● **EXERCISE DIRECTIONS**: An image-free, word-for-word version of the records below is to be returned.

+++

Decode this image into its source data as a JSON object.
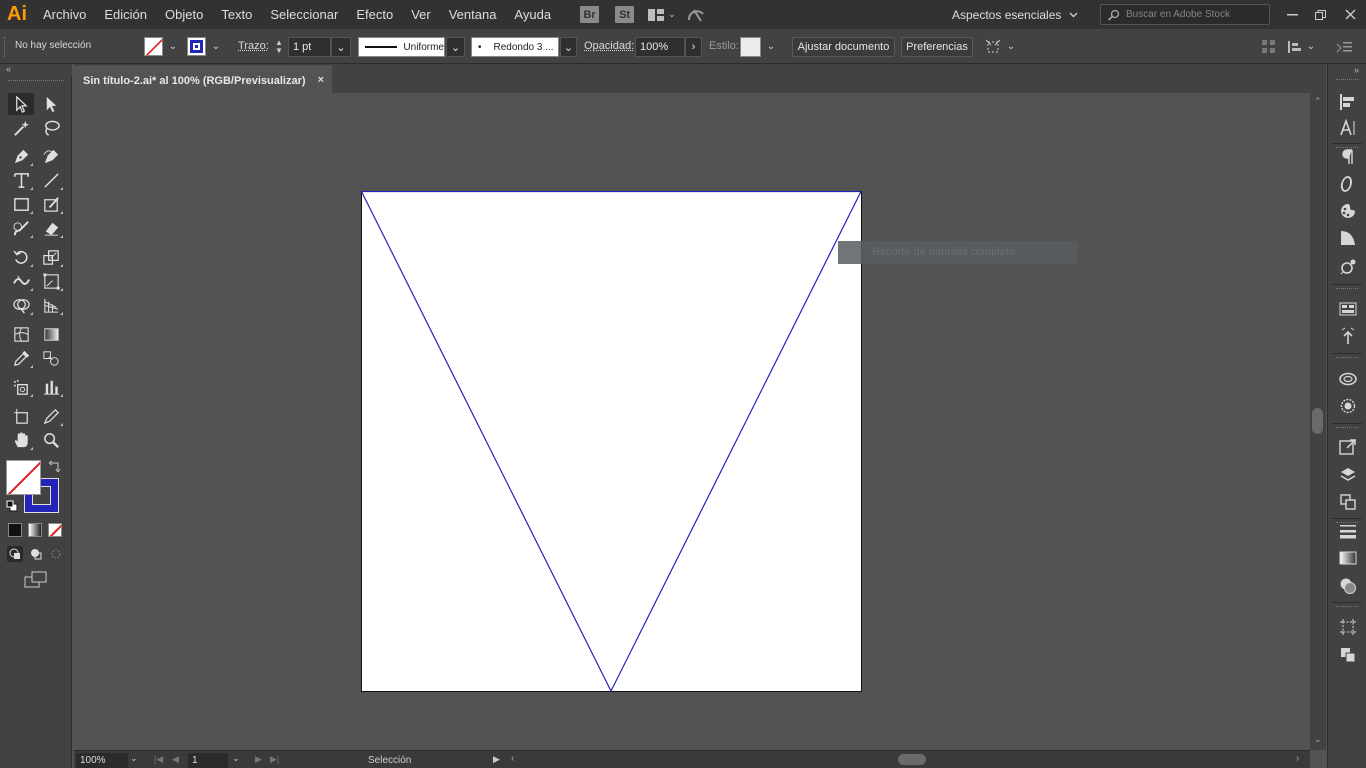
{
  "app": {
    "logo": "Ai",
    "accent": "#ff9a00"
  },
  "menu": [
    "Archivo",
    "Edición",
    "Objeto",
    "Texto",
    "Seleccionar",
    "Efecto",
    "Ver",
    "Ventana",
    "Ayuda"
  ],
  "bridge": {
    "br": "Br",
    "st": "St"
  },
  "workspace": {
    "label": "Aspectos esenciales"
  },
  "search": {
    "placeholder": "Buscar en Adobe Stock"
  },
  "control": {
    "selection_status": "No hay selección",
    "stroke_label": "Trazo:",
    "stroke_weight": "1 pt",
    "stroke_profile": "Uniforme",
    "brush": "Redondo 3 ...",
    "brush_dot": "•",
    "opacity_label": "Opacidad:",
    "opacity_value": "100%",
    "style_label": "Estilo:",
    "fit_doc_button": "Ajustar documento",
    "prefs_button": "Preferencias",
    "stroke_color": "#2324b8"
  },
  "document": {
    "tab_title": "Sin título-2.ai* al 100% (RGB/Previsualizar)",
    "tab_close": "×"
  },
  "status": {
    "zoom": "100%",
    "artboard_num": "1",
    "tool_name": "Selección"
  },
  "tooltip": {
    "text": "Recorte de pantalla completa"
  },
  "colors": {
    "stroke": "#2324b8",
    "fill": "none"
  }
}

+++

● **EXPECTED ANSWER**:
Decode this image into its source data as a JSON object.
{
  "app": {
    "logo": "Ai",
    "accent": "#ff9a00"
  },
  "menu": [
    "Archivo",
    "Edición",
    "Objeto",
    "Texto",
    "Seleccionar",
    "Efecto",
    "Ver",
    "Ventana",
    "Ayuda"
  ],
  "bridge": {
    "br": "Br",
    "st": "St"
  },
  "workspace": {
    "label": "Aspectos esenciales"
  },
  "search": {
    "placeholder": "Buscar en Adobe Stock"
  },
  "control": {
    "selection_status": "No hay selección",
    "stroke_label": "Trazo:",
    "stroke_weight": "1 pt",
    "stroke_profile": "Uniforme",
    "brush": "Redondo 3 ...",
    "brush_dot": "•",
    "opacity_label": "Opacidad:",
    "opacity_value": "100%",
    "style_label": "Estilo:",
    "fit_doc_button": "Ajustar documento",
    "prefs_button": "Preferencias",
    "stroke_color": "#2324b8"
  },
  "document": {
    "tab_title": "Sin título-2.ai* al 100% (RGB/Previsualizar)",
    "tab_close": "×"
  },
  "status": {
    "zoom": "100%",
    "artboard_num": "1",
    "tool_name": "Selección"
  },
  "tooltip": {
    "text": "Recorte de pantalla completa"
  },
  "colors": {
    "stroke": "#2324b8",
    "fill": "none"
  }
}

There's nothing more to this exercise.